Parallel to Arctic Indigenous Peoples’ building strong people-to-people cooperation across borders, spanning the whole Arctic, influence on international lawmaking and the participation in international agreements grew and manifested. The ICC and the Saami Council, still in existence today, as well as the then Association of Indigenous Minorities of the North, Siberia, and the Far East of the Russian Federation, co-founded the Arctic Council in 1996 and pushed for the inclusion of Indigenous Peoples’ Organizations as representative institutions, side-by-side with the eight Arctic states, in the structure of the Arctic Council.

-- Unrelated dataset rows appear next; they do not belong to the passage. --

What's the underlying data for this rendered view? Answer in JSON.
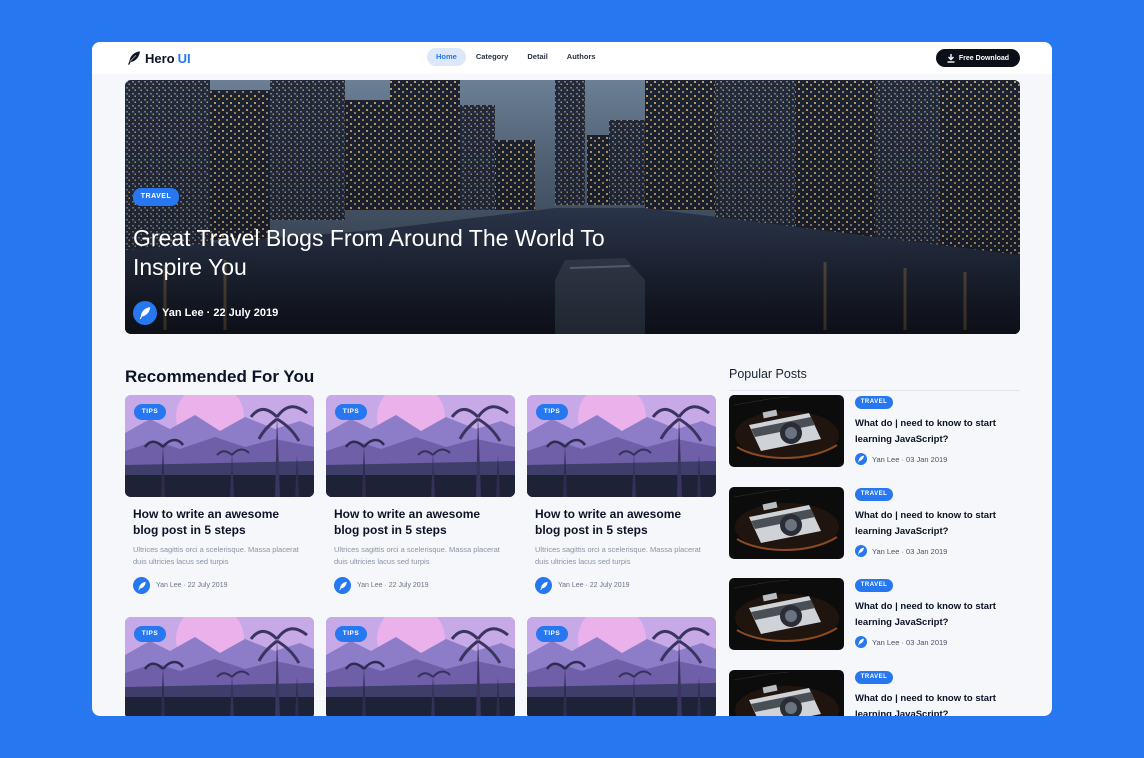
{
  "brand": {
    "name": "Hero",
    "accent": "UI",
    "accent_color": "#2677f0",
    "icon": "feather-icon"
  },
  "nav": {
    "items": [
      {
        "label": "Home",
        "active": true
      },
      {
        "label": "Category",
        "active": false
      },
      {
        "label": "Detail",
        "active": false
      },
      {
        "label": "Authors",
        "active": false
      }
    ],
    "download_label": "Free Download",
    "download_icon": "download-icon"
  },
  "hero": {
    "tag": "TRAVEL",
    "title": "Great Travel Blogs From Around The World To Inspire You",
    "byline": "Yan Lee · 22 July 2019"
  },
  "recommended": {
    "title": "Recommended For You",
    "cards": [
      {
        "tag": "TIPS",
        "title": "How to write an awesome blog post in 5 steps",
        "desc": "Ultrices sagittis orci a scelerisque. Massa placerat duis ultricies lacus sed turpis",
        "byline": "Yan Lee · 22 July 2019"
      },
      {
        "tag": "TIPS",
        "title": "How to write an awesome blog post in 5 steps",
        "desc": "Ultrices sagittis orci a scelerisque. Massa placerat duis ultricies lacus sed turpis",
        "byline": "Yan Lee · 22 July 2019"
      },
      {
        "tag": "TIPS",
        "title": "How to write an awesome blog post in 5 steps",
        "desc": "Ultrices sagittis orci a scelerisque. Massa placerat duis ultricies lacus sed turpis",
        "byline": "Yan Lee · 22 July 2019"
      },
      {
        "tag": "TIPS"
      },
      {
        "tag": "TIPS"
      },
      {
        "tag": "TIPS"
      }
    ]
  },
  "popular": {
    "title": "Popular Posts",
    "posts": [
      {
        "tag": "TRAVEL",
        "title": "What do | need to know to start learning JavaScript?",
        "byline": "Yan Lee · 03 Jan 2019"
      },
      {
        "tag": "TRAVEL",
        "title": "What do | need to know to start learning JavaScript?",
        "byline": "Yan Lee · 03 Jan 2019"
      },
      {
        "tag": "TRAVEL",
        "title": "What do | need to know to start learning JavaScript?",
        "byline": "Yan Lee · 03 Jan 2019"
      },
      {
        "tag": "TRAVEL",
        "title": "What do | need to know to start learning JavaScript?"
      }
    ]
  },
  "colors": {
    "page_bg": "#2677f0",
    "accent": "#2677f0",
    "content_bg": "#f5f7fb",
    "dark_button": "#0b0f18"
  }
}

The category of Permanent Participants was established with the Council, and the Rules of Procedures of the Council included the obligations to consult with the Indigenous Peoples from the outset. 

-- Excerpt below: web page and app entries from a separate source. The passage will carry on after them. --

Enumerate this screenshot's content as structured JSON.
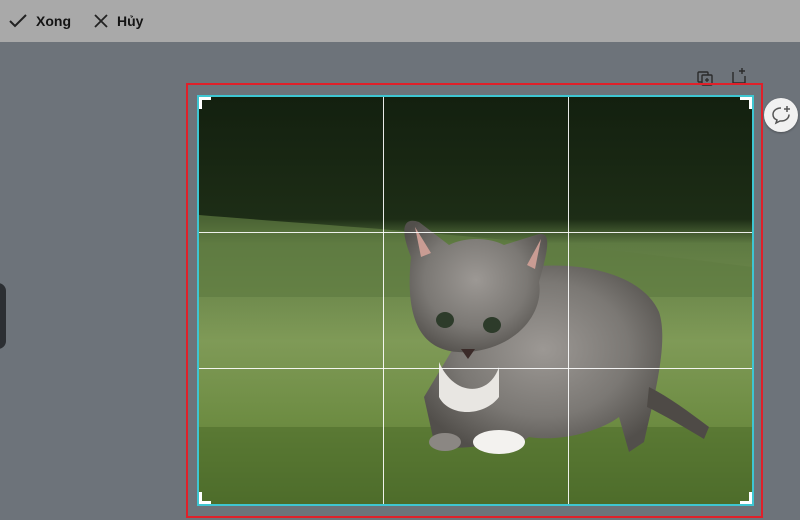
{
  "toolbar": {
    "done_label": "Xong",
    "cancel_label": "Hủy",
    "done_icon": "check-icon",
    "cancel_icon": "close-icon"
  },
  "page_icons": [
    "duplicate-page-icon",
    "add-page-icon",
    "add-comment-icon"
  ],
  "crop": {
    "image": "kitten-on-grass",
    "grid": "rule-of-thirds"
  },
  "colors": {
    "toolbar_bg": "#a9a9a9",
    "canvas_bg": "#6d737a",
    "selection_border": "#e0202a",
    "crop_border": "#3ec6d2"
  }
}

Today, the Arctic Council is going through its most severe existential crisis to date, but the fact that the Arctic Council still exists and is intact in the sense that no one—neither member states nor Permanent Participants—has left the table, is a testament to the devotion the states and Indigenous Peoples have to this unique governance body. The May 11, 2023 Joint Statement from the Arctic Council Meeting included the recognition of “the rights of Arctic Indigenous Peoples and the unique role of the Permanent Participants in the Arctic Council, their special relation to the Arctic and the importance of cross-border and people-to-people cooperation in the region.” The call for people-to-people cross-border cooperation was also an integral part of the Statement of the Arctic Peoples’ Conference, convened in Ilulissat, Greenland, in July 2023. Here, Arctic Indigenous Peoples celebrated the 50 years of cooperation and emphasized “the rights of Arctic Indigenous Peoples, [their] unique relationship to the Arctic, and [their] commitments to cross-border and people-to-people cooperation in the region” as well as reminding the co-founders (the states) “that [Arctic Indigenous Peoples’] consensus must be a prerequisite for any decision on all levels of the organization and that making decisions without consensus undermines its purpose and integrity.”

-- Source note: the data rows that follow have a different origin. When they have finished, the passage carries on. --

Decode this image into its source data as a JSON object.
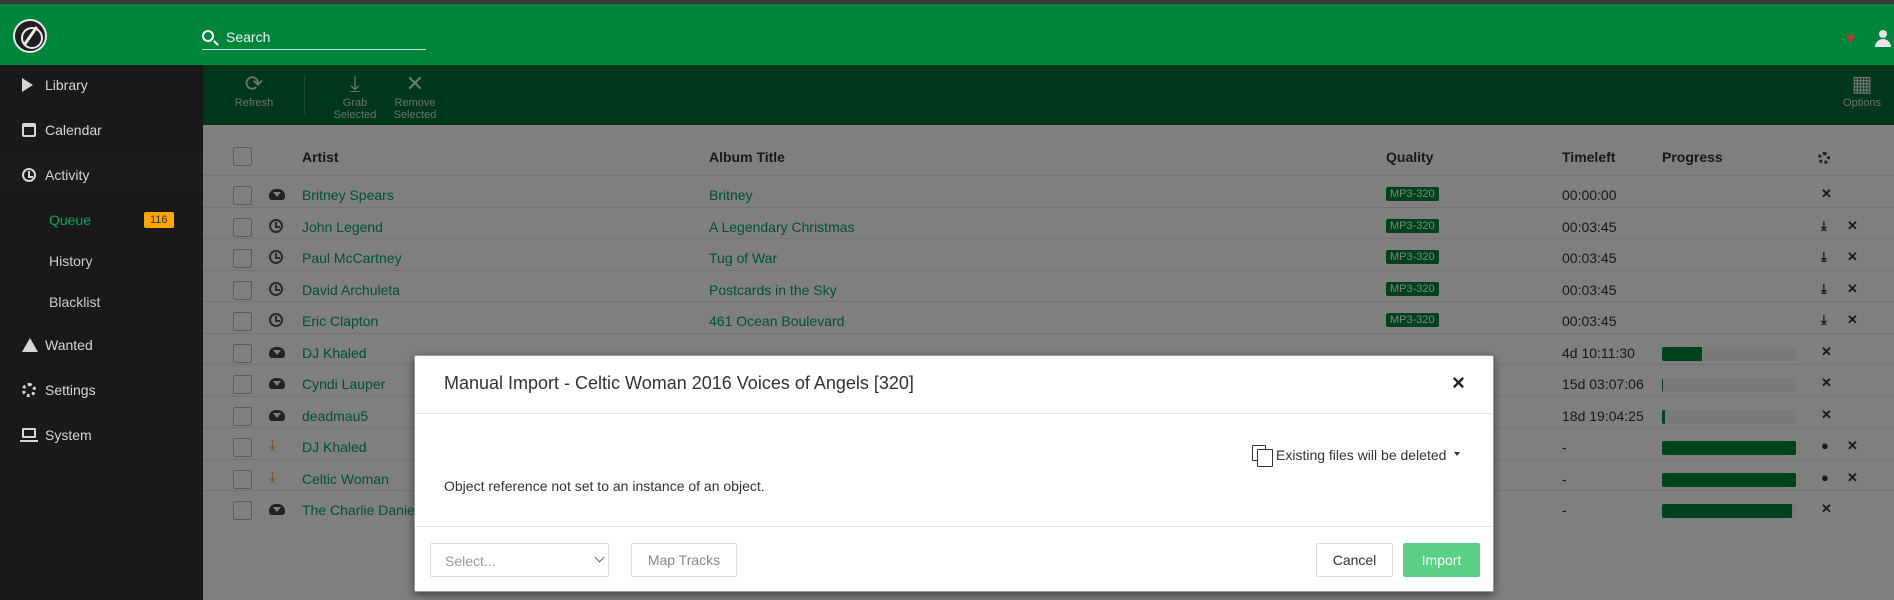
{
  "header": {
    "search_placeholder": "Search",
    "logo_icon": "lidarr-logo-icon",
    "brand_color": "#00853d"
  },
  "sidebar": {
    "items": [
      {
        "label": "Library",
        "icon": "play-icon"
      },
      {
        "label": "Calendar",
        "icon": "calendar-icon"
      },
      {
        "label": "Activity",
        "icon": "clock-icon"
      },
      {
        "label": "Wanted",
        "icon": "warning-icon"
      },
      {
        "label": "Settings",
        "icon": "gear-icon"
      },
      {
        "label": "System",
        "icon": "laptop-icon"
      }
    ],
    "activity_sub": [
      {
        "label": "Queue",
        "badge": "116"
      },
      {
        "label": "History"
      },
      {
        "label": "Blacklist"
      }
    ]
  },
  "toolbar": {
    "refresh": "Refresh",
    "grab_selected": "Grab Selected",
    "remove_selected": "Remove Selected",
    "options": "Options"
  },
  "table": {
    "columns": [
      "Artist",
      "Album Title",
      "Quality",
      "Timeleft",
      "Progress"
    ],
    "rows": [
      {
        "status": "cloud",
        "artist": "Britney Spears",
        "album": "Britney",
        "quality": "MP3-320",
        "timeleft": "00:00:00",
        "progress": null,
        "actions": [
          "remove"
        ]
      },
      {
        "status": "clock",
        "artist": "John Legend",
        "album": "A Legendary Christmas",
        "quality": "MP3-320",
        "timeleft": "00:03:45",
        "progress": null,
        "actions": [
          "download",
          "remove"
        ]
      },
      {
        "status": "clock",
        "artist": "Paul McCartney",
        "album": "Tug of War",
        "quality": "MP3-320",
        "timeleft": "00:03:45",
        "progress": null,
        "actions": [
          "download",
          "remove"
        ]
      },
      {
        "status": "clock",
        "artist": "David Archuleta",
        "album": "Postcards in the Sky",
        "quality": "MP3-320",
        "timeleft": "00:03:45",
        "progress": null,
        "actions": [
          "download",
          "remove"
        ]
      },
      {
        "status": "clock",
        "artist": "Eric Clapton",
        "album": "461 Ocean Boulevard",
        "quality": "MP3-320",
        "timeleft": "00:03:45",
        "progress": null,
        "actions": [
          "download",
          "remove"
        ]
      },
      {
        "status": "cloud",
        "artist": "DJ Khaled",
        "album": "",
        "quality": "",
        "timeleft": "4d 10:11:30",
        "progress": 0.3,
        "actions": [
          "remove"
        ]
      },
      {
        "status": "cloud",
        "artist": "Cyndi Lauper",
        "album": "",
        "quality": "",
        "timeleft": "15d 03:07:06",
        "progress": 0.01,
        "actions": [
          "remove"
        ]
      },
      {
        "status": "cloud",
        "artist": "deadmau5",
        "album": "",
        "quality": "",
        "timeleft": "18d 19:04:25",
        "progress": 0.02,
        "actions": [
          "remove"
        ]
      },
      {
        "status": "download",
        "artist": "DJ Khaled",
        "album": "",
        "quality": "",
        "timeleft": "-",
        "progress": 1.0,
        "actions": [
          "import",
          "remove"
        ]
      },
      {
        "status": "download",
        "artist": "Celtic Woman",
        "album": "",
        "quality": "",
        "timeleft": "-",
        "progress": 1.0,
        "actions": [
          "import",
          "remove"
        ]
      },
      {
        "status": "cloud",
        "artist": "The Charlie Daniel",
        "album": "",
        "quality": "",
        "timeleft": "-",
        "progress": 0.97,
        "actions": [
          "remove"
        ]
      }
    ]
  },
  "modal": {
    "title": "Manual Import - Celtic Woman 2016 Voices of Angels [320]",
    "import_mode": "Existing files will be deleted",
    "message": "Object reference not set to an instance of an object.",
    "select_placeholder": "Select...",
    "map_tracks": "Map Tracks",
    "cancel": "Cancel",
    "import": "Import",
    "import_color": "#5ad087"
  }
}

Although still intact in the sense of membership, the Arctic Council is not fully functional, which puts the influence of the Arctic Indigenous Peoples at risk. Written procedures for decision-making have for the time being replaced the direct deliberations conducted in- person in meeting rooms, where the consensus-based decision-making had grown to include the Permanent Participants. The aim of the May 11 Arctic Council Meeting Joint Statement to “work to safeguard and strengthen the Arctic Council” thus needs careful consideration, if the Council is not permanently weakened by the current disruption. 

The Norwegian Arctic Council Chairship has organized meetings with the Permanent Participants, ensuring Indigenous Peoples’ Organizations some degree of dialogue and influence. This illustrates some willingness to find new paths. More paths should be opened to ensure a continued strong Arctic Council with the full and effective participation of Arctic Indigenous Peoples. At the same time, the Arctic Council should use the current disruption to ensure formalized, equitable and ethical participation of Arctic Indigenous Peoples at all levels of the Council’s work, building on the immense development of Indigenous Peoples’ rights regimes, recognitions of Indigenous Knowledge and inclusion of Indigenous worldviews in the formation of governance bodies that have continuously developed in the UN and other intergovernmental organizations through the past decades. 

For more information on this publication: Belfer Communications Office
For Academic Citation:

The Authors